“I still walk the line of being a Motown product, though never a Motown recording artist per say, I was a protégé of Barry Gordy -jazz and Broadway material.” Payne says she was contently performing theatre [Hallelujah Baby, Sophisticated Ladies, Ain’t Misbehavin’, and Jelly’s Last Jam] when she came into contact with the manager of Temptations, an old friend, who referred her to Fantasy Records/Volt. They were looking to sign a female artist. Schooled in jazz and classical music from the age of 5, Payne attended the Institute of Musical Arts and worked with Pearl Bailey prior to recording her debut album in 1963 for MGM Records. ” I grew up listening to classical music such as Chopin. My ear was trained; and by age 20 I was listening to jazz greats and the Motown sound. They have cut music program in public schools. The kids today aren’t educated musically. They are raw. It’s not great quality, it’s about putting on a skimpy outfit, putting out a provocative video —- and the album will sell.”

Over the course of her career, Payne recorded 14 albums which include “Stares and Whispers”, Supernatural High”, “Red Hot”, and “Payne and Pleasure.” ” Yes, sex sold even then, ” she reflects, but, we were selling a different brand of sex appeal.” And, while girly groups like Destiny’s Child may be scantly -clad, and rappers like Master P too articulately clumsy for Payne’s taste, she jokes that she has son Gregory Abbott Jr., now 23, [from a brief marriage to music producer/songwriter Gregory Abbott] to remind her that his peers are marketing geniuses. “These kids are not dumb,” she said. More than most seventies songstresses in Hollywood, Payne has a background and a body that enable her to market multi-dimensionally from Las Vegas to New York to Europe. In 1997 she acted in “Sprung” a hilarious and sensitive farce from writer-director Rusty Cundieff (“Tales from the Hood”) that dissected at the love lives of four African-Americans. She also appeared in Nutty Professor II: The Klumps (2000) a comedy that found Eddie Murphy’s portly Professor Sherman Klump falling for fellow teacher Janet Jackson. In BET’s Fire and Ice she plays the role of Glenn Thurman’s wife, among a cast that includes, Kadeem Hardison, and Tempest Bledsoe. “God she looks great!” was the stanza heard when she hosted Atlanta’s Trumpet Award’s along side Richard Roundtree.

As if she’d never stepped away from the limelight, cameras clicked, doors opened wider and velvet ropes evaporated in thin air when she appeared.
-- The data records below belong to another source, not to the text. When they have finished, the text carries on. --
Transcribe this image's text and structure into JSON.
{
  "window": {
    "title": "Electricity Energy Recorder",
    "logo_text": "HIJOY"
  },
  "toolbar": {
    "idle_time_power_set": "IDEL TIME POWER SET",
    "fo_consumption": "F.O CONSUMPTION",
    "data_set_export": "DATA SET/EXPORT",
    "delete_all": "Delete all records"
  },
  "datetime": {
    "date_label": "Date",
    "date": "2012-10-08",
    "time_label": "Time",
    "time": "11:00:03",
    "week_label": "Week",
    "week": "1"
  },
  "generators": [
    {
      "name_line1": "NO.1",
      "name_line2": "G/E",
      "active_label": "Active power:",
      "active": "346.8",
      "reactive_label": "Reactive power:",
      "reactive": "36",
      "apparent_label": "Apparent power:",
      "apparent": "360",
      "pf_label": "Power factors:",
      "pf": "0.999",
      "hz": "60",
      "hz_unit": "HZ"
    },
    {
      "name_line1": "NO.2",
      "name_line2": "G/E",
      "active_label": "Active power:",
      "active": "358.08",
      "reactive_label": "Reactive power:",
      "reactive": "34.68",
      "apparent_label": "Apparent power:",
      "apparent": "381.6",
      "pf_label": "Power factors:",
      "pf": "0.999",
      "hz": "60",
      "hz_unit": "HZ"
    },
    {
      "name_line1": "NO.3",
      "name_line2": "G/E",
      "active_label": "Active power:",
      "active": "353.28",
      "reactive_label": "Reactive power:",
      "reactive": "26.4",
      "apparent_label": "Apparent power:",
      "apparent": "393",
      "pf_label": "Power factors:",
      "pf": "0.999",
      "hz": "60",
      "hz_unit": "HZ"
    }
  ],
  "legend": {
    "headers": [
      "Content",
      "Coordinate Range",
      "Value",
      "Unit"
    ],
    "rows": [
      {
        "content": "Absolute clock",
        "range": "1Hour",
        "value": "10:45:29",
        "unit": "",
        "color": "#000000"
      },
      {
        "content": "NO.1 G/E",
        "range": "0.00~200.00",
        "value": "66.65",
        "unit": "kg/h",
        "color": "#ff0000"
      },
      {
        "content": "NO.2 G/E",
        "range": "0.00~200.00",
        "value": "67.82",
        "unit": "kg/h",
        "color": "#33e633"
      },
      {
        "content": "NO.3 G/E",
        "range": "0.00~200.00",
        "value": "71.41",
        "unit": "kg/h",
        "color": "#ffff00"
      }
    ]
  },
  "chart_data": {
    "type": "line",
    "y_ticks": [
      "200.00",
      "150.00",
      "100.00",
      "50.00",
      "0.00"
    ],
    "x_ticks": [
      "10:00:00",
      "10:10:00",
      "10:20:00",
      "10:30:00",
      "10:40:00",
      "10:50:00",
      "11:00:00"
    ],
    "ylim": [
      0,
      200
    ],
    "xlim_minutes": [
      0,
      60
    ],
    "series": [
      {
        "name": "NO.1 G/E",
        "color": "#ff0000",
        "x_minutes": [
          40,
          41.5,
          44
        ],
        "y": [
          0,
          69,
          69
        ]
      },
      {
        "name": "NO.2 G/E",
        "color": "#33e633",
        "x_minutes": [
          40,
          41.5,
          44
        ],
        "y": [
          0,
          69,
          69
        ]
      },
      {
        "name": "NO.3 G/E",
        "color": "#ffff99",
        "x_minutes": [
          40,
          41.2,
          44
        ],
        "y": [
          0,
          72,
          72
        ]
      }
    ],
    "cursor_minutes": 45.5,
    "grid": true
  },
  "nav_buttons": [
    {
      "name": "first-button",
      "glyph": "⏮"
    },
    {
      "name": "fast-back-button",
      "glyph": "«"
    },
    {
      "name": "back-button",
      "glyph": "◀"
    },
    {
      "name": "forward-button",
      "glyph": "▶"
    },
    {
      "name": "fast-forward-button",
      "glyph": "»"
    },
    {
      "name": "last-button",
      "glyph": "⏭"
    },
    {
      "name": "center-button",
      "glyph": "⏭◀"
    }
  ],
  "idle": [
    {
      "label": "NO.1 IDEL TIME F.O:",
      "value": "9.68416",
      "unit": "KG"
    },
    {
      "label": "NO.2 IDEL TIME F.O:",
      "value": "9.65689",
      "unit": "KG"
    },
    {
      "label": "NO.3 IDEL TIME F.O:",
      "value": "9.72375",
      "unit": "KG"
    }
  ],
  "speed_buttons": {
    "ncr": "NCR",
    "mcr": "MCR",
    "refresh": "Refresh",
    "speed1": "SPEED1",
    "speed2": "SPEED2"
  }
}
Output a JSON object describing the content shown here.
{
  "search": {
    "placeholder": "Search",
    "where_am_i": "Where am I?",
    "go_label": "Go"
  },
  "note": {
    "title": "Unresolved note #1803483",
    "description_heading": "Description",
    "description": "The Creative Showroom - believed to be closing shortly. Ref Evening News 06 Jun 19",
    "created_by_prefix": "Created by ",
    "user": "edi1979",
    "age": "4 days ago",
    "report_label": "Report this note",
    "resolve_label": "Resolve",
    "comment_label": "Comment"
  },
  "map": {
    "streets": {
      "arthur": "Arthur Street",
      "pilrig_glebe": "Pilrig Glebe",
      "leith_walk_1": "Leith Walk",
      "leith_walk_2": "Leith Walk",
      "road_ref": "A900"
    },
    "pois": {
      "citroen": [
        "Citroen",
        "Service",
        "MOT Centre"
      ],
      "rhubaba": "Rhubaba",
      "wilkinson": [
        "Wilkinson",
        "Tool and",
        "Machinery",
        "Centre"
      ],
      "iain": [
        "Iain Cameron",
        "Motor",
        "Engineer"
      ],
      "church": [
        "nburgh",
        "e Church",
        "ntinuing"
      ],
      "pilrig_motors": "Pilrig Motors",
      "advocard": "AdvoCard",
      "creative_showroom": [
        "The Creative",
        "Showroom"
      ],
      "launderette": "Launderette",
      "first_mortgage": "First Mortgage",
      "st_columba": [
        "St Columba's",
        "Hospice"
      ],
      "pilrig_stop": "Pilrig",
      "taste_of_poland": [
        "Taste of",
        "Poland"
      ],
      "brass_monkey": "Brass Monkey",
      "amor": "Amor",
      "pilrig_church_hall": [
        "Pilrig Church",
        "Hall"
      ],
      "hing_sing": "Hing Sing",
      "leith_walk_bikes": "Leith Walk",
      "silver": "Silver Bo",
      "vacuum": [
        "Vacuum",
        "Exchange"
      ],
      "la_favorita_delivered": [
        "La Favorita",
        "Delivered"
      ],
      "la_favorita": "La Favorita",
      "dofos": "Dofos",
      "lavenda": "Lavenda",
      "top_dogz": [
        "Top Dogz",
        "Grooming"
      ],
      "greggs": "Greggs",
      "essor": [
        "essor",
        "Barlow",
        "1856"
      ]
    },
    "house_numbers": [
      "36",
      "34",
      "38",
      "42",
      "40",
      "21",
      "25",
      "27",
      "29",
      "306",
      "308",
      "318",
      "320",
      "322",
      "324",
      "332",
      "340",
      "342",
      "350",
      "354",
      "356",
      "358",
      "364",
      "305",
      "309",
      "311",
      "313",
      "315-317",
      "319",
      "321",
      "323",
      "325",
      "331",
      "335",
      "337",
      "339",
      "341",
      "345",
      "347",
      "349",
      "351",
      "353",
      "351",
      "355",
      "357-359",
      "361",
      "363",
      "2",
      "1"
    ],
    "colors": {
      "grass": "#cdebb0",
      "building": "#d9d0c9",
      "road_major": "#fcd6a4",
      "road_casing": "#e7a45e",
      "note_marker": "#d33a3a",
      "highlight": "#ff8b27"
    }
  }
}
Payne posed prettily for the national paparazzi that were on hand for the star-studded awards ceremony that included Al Jarreau, Ray Charles, Willie Mays, Leslie Uggams, and Geoffrey Holder. Needing little public-stroking, she then escaped quietly to her suite, despite the night’s private after-parties, and VIP receptions that would have granted prime-air play to ballyhoo her new album. When asked if “Come See About Me” is her comeback album, Payne laughed and then rhetorically asked, “Come back”? She appeared blissfully centered when she added, “I don’t make predictions. I am not worried about little frivolous things. I am more settled, more secure than I have ever been in my life. I really don’t even know where I see myself in the future – except that I’ll be doing more singing, more acting. Who knows-I may even go into something totally different – I’ll follow my calling. I want to remain healthy, savor life — I want to be free.”